- Data records for software interfaces
---

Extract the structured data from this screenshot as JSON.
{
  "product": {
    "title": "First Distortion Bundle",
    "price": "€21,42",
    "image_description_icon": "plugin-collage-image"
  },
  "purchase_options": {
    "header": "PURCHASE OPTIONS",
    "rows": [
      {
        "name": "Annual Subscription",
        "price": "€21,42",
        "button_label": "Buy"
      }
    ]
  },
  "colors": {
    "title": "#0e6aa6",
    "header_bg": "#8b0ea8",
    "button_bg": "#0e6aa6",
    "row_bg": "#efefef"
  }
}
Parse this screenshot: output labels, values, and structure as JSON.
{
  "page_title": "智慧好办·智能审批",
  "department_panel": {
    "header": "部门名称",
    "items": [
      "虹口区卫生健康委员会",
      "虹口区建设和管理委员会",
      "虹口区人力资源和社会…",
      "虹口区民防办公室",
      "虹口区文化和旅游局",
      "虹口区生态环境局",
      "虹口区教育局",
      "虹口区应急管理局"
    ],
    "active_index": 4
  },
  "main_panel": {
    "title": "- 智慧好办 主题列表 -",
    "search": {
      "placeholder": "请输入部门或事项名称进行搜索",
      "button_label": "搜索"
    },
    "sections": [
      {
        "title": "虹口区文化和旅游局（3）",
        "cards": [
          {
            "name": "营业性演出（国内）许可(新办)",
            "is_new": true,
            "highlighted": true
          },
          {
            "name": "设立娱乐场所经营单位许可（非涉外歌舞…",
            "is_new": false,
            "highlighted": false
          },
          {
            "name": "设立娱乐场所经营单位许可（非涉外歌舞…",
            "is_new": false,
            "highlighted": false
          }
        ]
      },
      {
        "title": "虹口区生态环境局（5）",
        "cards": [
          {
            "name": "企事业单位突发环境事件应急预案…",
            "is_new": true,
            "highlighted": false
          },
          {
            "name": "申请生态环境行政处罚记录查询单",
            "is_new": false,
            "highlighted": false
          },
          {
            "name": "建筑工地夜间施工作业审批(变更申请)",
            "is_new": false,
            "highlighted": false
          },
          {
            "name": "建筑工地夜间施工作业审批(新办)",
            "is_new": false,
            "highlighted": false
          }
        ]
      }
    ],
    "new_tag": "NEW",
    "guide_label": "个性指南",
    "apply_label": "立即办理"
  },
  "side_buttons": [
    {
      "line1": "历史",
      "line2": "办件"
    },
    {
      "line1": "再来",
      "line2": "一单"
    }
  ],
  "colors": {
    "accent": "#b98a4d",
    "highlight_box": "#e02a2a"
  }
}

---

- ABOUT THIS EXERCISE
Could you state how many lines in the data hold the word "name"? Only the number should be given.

- TASK SOLUTION
8